> Exercise instructions: Using the data below, return every line that holds the word "Address".

> Data extracted from a collection:
▬▬▬▬▬▬

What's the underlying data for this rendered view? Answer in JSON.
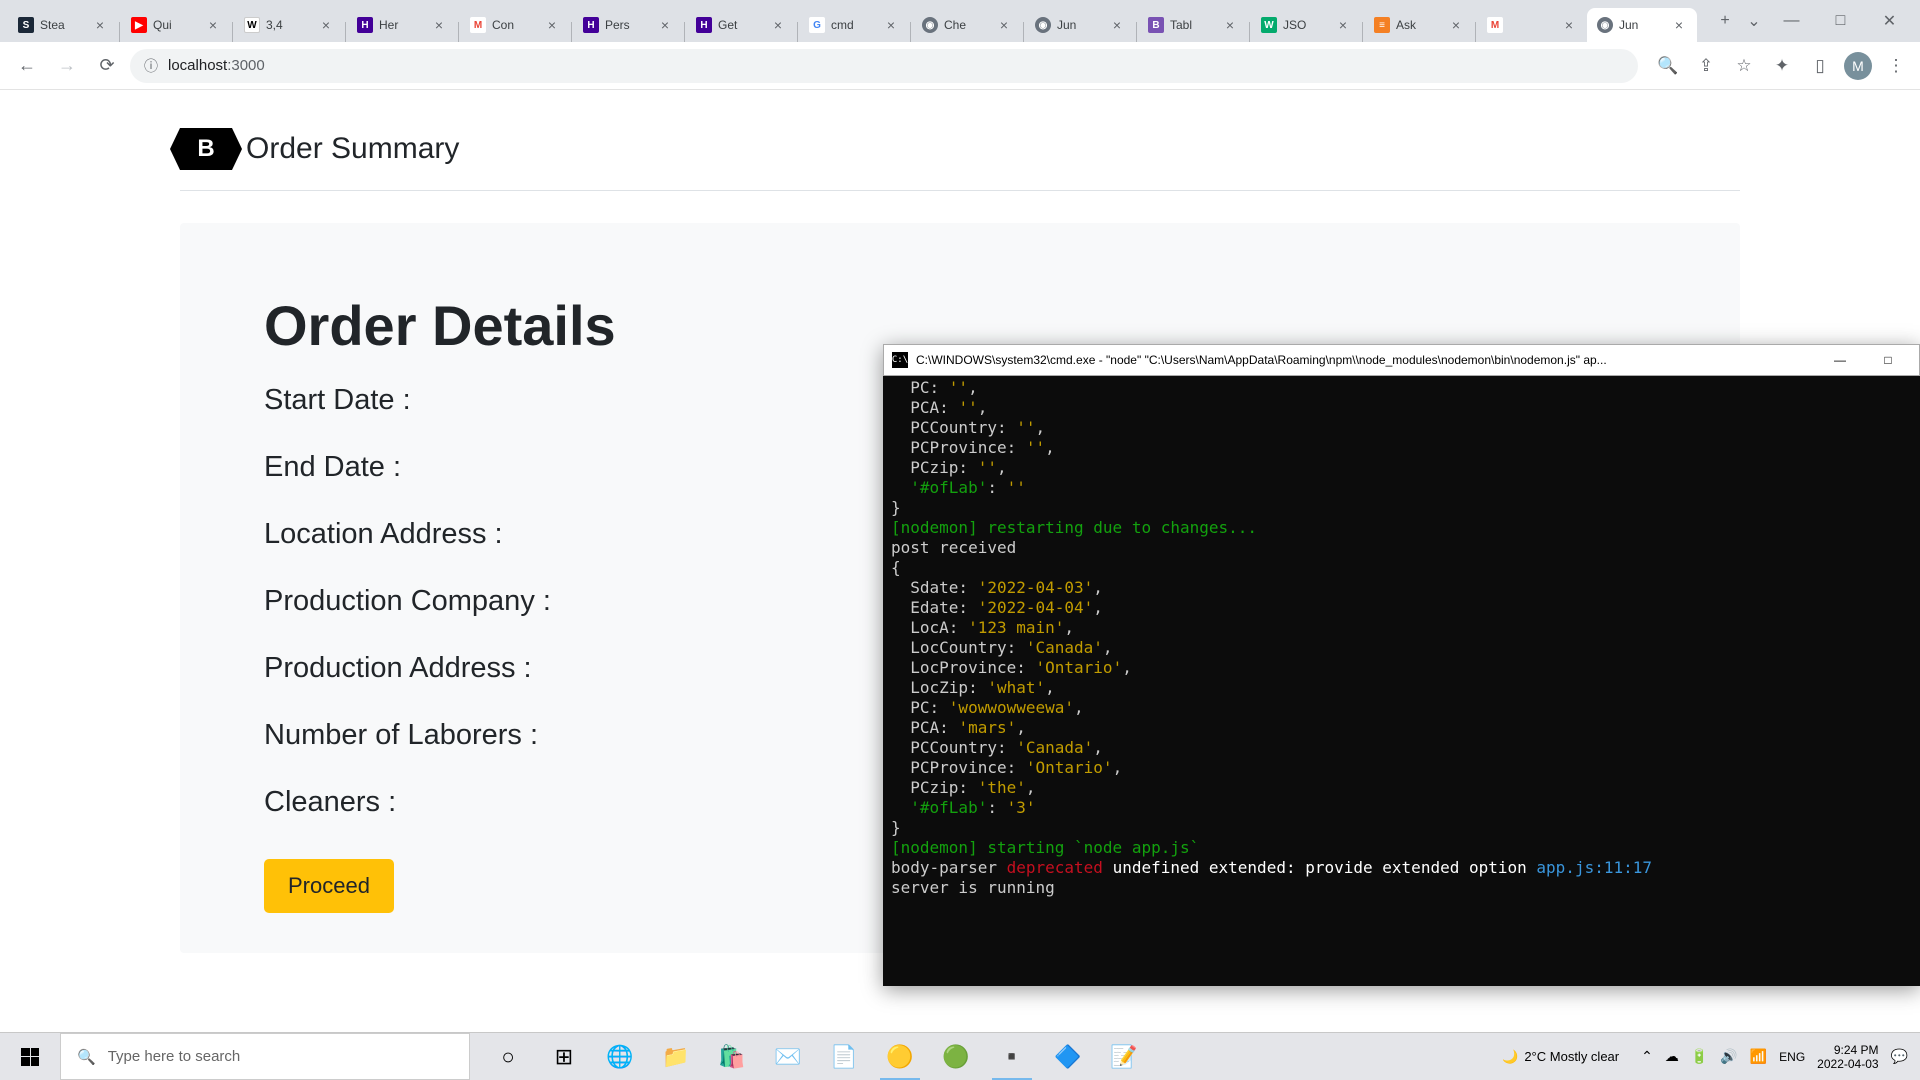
{
  "browser": {
    "url_host": "localhost",
    "url_path": ":3000",
    "tabs": [
      {
        "label": "Stea",
        "favicon": "fav-steam",
        "letter": "S"
      },
      {
        "label": "Qui",
        "favicon": "fav-yt",
        "letter": "▶"
      },
      {
        "label": "3,4",
        "favicon": "fav-wiki",
        "letter": "W"
      },
      {
        "label": "Her",
        "favicon": "fav-heroku",
        "letter": "H"
      },
      {
        "label": "Con",
        "favicon": "fav-gmail",
        "letter": "M"
      },
      {
        "label": "Pers",
        "favicon": "fav-heroku",
        "letter": "H"
      },
      {
        "label": "Get",
        "favicon": "fav-heroku",
        "letter": "H"
      },
      {
        "label": "cmd",
        "favicon": "fav-google",
        "letter": "G"
      },
      {
        "label": "Che",
        "favicon": "fav-globe",
        "letter": "◉"
      },
      {
        "label": "Jun",
        "favicon": "fav-globe",
        "letter": "◉"
      },
      {
        "label": "Tabl",
        "favicon": "fav-boot",
        "letter": "B"
      },
      {
        "label": "JSO",
        "favicon": "fav-w3",
        "letter": "W"
      },
      {
        "label": "Ask",
        "favicon": "fav-so",
        "letter": "≡"
      },
      {
        "label": "",
        "favicon": "fav-gmail",
        "letter": "M"
      },
      {
        "label": "Jun",
        "favicon": "fav-globe",
        "letter": "◉",
        "active": true
      }
    ],
    "avatar": "M"
  },
  "page": {
    "title": "Order Summary",
    "heading": "Order Details",
    "fields": [
      "Start Date :",
      "End Date :",
      "Location Address :",
      "Production Company :",
      "Production Address :",
      "Number of Laborers :",
      "Cleaners :"
    ],
    "button": "Proceed"
  },
  "cmd": {
    "title": "C:\\WINDOWS\\system32\\cmd.exe  - \"node\"   \"C:\\Users\\Nam\\AppData\\Roaming\\npm\\\\node_modules\\nodemon\\bin\\nodemon.js\" ap...",
    "lines": [
      [
        {
          "c": "c-w",
          "t": "  PC: "
        },
        {
          "c": "c-y",
          "t": "''"
        },
        {
          "c": "c-w",
          "t": ","
        }
      ],
      [
        {
          "c": "c-w",
          "t": "  PCA: "
        },
        {
          "c": "c-y",
          "t": "''"
        },
        {
          "c": "c-w",
          "t": ","
        }
      ],
      [
        {
          "c": "c-w",
          "t": "  PCCountry: "
        },
        {
          "c": "c-y",
          "t": "''"
        },
        {
          "c": "c-w",
          "t": ","
        }
      ],
      [
        {
          "c": "c-w",
          "t": "  PCProvince: "
        },
        {
          "c": "c-y",
          "t": "''"
        },
        {
          "c": "c-w",
          "t": ","
        }
      ],
      [
        {
          "c": "c-w",
          "t": "  PCzip: "
        },
        {
          "c": "c-y",
          "t": "''"
        },
        {
          "c": "c-w",
          "t": ","
        }
      ],
      [
        {
          "c": "c-g",
          "t": "  '#ofLab'"
        },
        {
          "c": "c-w",
          "t": ": "
        },
        {
          "c": "c-y",
          "t": "''"
        }
      ],
      [
        {
          "c": "c-w",
          "t": "}"
        }
      ],
      [
        {
          "c": "c-g",
          "t": "[nodemon] restarting due to changes..."
        }
      ],
      [
        {
          "c": "c-w",
          "t": "post received"
        }
      ],
      [
        {
          "c": "c-w",
          "t": "{"
        }
      ],
      [
        {
          "c": "c-w",
          "t": "  Sdate: "
        },
        {
          "c": "c-y",
          "t": "'2022-04-03'"
        },
        {
          "c": "c-w",
          "t": ","
        }
      ],
      [
        {
          "c": "c-w",
          "t": "  Edate: "
        },
        {
          "c": "c-y",
          "t": "'2022-04-04'"
        },
        {
          "c": "c-w",
          "t": ","
        }
      ],
      [
        {
          "c": "c-w",
          "t": "  LocA: "
        },
        {
          "c": "c-y",
          "t": "'123 main'"
        },
        {
          "c": "c-w",
          "t": ","
        }
      ],
      [
        {
          "c": "c-w",
          "t": "  LocCountry: "
        },
        {
          "c": "c-y",
          "t": "'Canada'"
        },
        {
          "c": "c-w",
          "t": ","
        }
      ],
      [
        {
          "c": "c-w",
          "t": "  LocProvince: "
        },
        {
          "c": "c-y",
          "t": "'Ontario'"
        },
        {
          "c": "c-w",
          "t": ","
        }
      ],
      [
        {
          "c": "c-w",
          "t": "  LocZip: "
        },
        {
          "c": "c-y",
          "t": "'what'"
        },
        {
          "c": "c-w",
          "t": ","
        }
      ],
      [
        {
          "c": "c-w",
          "t": "  PC: "
        },
        {
          "c": "c-y",
          "t": "'wowwowweewa'"
        },
        {
          "c": "c-w",
          "t": ","
        }
      ],
      [
        {
          "c": "c-w",
          "t": "  PCA: "
        },
        {
          "c": "c-y",
          "t": "'mars'"
        },
        {
          "c": "c-w",
          "t": ","
        }
      ],
      [
        {
          "c": "c-w",
          "t": "  PCCountry: "
        },
        {
          "c": "c-y",
          "t": "'Canada'"
        },
        {
          "c": "c-w",
          "t": ","
        }
      ],
      [
        {
          "c": "c-w",
          "t": "  PCProvince: "
        },
        {
          "c": "c-y",
          "t": "'Ontario'"
        },
        {
          "c": "c-w",
          "t": ","
        }
      ],
      [
        {
          "c": "c-w",
          "t": "  PCzip: "
        },
        {
          "c": "c-y",
          "t": "'the'"
        },
        {
          "c": "c-w",
          "t": ","
        }
      ],
      [
        {
          "c": "c-g",
          "t": "  '#ofLab'"
        },
        {
          "c": "c-w",
          "t": ": "
        },
        {
          "c": "c-y",
          "t": "'3'"
        }
      ],
      [
        {
          "c": "c-w",
          "t": "}"
        }
      ],
      [
        {
          "c": "c-g",
          "t": "[nodemon] starting `node app.js`"
        }
      ],
      [
        {
          "c": "c-w",
          "t": "body-parser "
        },
        {
          "c": "c-r",
          "t": "deprecated "
        },
        {
          "c": "c-wt",
          "t": "undefined extended: provide extended option "
        },
        {
          "c": "c-c",
          "t": "app.js:11:17"
        }
      ],
      [
        {
          "c": "c-w",
          "t": "server is running"
        }
      ]
    ]
  },
  "taskbar": {
    "search_placeholder": "Type here to search",
    "weather": "2°C  Mostly clear",
    "lang": "ENG",
    "time": "9:24 PM",
    "date": "2022-04-03"
  }
}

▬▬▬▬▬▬

> Task answer:
      "Location Address :",
      "Production Address :",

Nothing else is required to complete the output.